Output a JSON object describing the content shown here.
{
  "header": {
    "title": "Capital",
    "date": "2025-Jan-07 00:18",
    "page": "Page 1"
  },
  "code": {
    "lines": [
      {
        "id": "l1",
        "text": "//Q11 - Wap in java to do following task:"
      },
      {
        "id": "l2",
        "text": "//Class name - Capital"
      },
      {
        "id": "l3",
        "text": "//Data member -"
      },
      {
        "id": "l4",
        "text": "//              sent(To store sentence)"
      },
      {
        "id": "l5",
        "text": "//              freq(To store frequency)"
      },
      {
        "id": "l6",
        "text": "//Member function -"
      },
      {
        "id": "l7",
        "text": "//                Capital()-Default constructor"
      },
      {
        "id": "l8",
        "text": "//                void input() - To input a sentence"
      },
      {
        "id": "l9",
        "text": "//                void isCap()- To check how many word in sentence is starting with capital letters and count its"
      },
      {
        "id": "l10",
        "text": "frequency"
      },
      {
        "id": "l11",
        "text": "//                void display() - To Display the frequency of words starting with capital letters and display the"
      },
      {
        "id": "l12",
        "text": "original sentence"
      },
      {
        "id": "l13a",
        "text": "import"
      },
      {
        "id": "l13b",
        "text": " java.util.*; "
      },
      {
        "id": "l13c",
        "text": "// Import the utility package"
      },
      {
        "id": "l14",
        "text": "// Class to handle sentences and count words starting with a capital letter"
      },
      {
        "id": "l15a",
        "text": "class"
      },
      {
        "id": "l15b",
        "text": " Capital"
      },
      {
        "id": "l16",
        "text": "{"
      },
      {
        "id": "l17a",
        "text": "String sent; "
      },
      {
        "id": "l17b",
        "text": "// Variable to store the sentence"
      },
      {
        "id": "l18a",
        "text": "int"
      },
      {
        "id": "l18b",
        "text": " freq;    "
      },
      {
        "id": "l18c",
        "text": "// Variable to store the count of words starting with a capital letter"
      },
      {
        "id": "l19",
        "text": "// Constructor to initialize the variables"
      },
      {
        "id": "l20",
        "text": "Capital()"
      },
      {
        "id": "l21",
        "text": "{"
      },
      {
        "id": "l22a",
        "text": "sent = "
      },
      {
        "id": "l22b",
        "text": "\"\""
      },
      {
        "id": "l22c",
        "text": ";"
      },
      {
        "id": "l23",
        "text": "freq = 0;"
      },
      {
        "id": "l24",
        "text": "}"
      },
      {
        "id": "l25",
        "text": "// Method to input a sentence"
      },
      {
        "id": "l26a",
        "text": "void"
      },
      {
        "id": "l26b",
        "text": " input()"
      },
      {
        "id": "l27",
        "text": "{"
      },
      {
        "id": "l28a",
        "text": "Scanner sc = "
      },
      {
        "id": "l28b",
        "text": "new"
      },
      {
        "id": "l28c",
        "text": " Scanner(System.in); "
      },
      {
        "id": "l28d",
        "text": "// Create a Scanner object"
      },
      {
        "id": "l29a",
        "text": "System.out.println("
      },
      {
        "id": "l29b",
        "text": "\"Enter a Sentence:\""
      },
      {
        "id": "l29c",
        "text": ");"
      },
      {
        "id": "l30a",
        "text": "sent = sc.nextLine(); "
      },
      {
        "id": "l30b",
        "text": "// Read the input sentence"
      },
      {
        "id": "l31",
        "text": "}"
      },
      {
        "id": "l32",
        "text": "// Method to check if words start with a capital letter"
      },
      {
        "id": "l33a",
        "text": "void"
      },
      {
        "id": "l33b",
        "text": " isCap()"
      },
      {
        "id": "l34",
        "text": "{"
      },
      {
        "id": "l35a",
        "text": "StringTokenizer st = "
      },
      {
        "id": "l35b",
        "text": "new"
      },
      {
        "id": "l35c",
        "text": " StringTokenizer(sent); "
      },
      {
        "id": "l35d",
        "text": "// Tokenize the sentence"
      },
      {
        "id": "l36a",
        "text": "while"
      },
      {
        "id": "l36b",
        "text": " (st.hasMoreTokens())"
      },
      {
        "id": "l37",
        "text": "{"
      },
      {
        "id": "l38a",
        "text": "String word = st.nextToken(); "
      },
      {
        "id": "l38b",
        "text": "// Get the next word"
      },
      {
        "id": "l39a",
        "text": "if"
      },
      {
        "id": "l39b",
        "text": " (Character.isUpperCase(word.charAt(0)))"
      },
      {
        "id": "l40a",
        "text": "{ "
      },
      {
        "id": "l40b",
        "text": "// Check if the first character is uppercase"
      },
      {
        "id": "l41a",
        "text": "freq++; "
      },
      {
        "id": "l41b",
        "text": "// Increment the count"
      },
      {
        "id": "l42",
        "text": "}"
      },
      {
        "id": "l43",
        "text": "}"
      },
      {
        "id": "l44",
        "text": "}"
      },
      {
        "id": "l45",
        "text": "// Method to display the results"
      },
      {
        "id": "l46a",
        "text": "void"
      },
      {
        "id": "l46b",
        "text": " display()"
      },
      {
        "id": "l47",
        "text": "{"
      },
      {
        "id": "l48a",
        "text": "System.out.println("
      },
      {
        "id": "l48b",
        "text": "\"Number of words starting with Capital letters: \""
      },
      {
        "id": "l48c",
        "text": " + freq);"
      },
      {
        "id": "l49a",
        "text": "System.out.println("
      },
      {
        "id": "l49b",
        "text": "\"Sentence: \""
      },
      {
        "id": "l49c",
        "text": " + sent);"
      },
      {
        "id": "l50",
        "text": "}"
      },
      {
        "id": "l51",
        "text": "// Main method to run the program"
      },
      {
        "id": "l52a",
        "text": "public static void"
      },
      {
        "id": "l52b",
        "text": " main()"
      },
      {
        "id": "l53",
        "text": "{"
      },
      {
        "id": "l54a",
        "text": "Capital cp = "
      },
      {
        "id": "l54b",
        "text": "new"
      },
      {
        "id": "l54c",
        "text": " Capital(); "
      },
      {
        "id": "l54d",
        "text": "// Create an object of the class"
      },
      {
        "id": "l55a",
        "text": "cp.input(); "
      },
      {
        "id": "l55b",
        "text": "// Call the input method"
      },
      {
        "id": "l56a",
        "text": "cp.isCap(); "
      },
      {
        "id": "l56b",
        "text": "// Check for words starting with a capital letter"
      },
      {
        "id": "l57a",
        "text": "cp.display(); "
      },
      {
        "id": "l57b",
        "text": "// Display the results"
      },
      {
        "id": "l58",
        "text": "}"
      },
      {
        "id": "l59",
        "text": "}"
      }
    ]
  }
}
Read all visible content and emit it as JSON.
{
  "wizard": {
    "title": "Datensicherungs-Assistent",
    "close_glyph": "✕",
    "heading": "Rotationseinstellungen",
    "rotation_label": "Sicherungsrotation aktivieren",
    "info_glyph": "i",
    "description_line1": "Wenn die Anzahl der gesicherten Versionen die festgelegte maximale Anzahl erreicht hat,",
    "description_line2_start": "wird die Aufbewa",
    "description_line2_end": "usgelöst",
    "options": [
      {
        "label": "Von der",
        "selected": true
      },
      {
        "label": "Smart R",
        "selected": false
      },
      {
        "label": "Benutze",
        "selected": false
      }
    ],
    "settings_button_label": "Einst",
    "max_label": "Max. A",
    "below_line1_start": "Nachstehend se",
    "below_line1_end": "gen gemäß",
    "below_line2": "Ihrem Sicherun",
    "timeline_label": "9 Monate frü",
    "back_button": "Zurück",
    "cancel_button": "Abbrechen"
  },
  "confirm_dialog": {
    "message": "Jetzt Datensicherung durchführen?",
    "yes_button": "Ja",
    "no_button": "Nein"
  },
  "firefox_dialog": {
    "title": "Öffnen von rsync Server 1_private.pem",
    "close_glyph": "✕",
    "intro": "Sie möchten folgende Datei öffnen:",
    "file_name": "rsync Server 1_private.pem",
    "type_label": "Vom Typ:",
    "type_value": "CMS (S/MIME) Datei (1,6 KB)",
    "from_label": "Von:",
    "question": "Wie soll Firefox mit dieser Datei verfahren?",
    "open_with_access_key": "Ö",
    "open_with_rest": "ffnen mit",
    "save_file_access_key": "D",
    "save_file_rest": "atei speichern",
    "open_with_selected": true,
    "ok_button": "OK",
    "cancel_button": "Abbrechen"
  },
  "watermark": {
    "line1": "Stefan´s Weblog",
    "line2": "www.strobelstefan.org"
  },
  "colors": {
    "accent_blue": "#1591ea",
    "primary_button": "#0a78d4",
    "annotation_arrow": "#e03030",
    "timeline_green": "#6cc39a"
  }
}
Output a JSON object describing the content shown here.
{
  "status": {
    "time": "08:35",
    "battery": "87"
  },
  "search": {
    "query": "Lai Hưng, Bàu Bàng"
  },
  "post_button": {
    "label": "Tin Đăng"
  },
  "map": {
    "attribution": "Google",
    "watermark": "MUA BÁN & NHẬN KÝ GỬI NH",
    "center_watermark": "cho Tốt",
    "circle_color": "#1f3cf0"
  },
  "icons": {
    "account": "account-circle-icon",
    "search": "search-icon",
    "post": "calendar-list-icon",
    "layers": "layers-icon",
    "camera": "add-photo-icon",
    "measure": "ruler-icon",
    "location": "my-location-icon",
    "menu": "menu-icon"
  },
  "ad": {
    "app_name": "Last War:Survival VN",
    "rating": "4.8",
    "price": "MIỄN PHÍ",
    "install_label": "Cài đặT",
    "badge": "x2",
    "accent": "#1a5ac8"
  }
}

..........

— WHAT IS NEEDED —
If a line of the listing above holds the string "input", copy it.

— ANSWER TO THIS TASK —
        "text": "//                void input() - To input a sentence"
        "text": "// Method to input a sentence"
        "text": " input()"
        "text": "// Read the input sentence"
        "text": "cp.input(); "
        "text": "// Call the input method"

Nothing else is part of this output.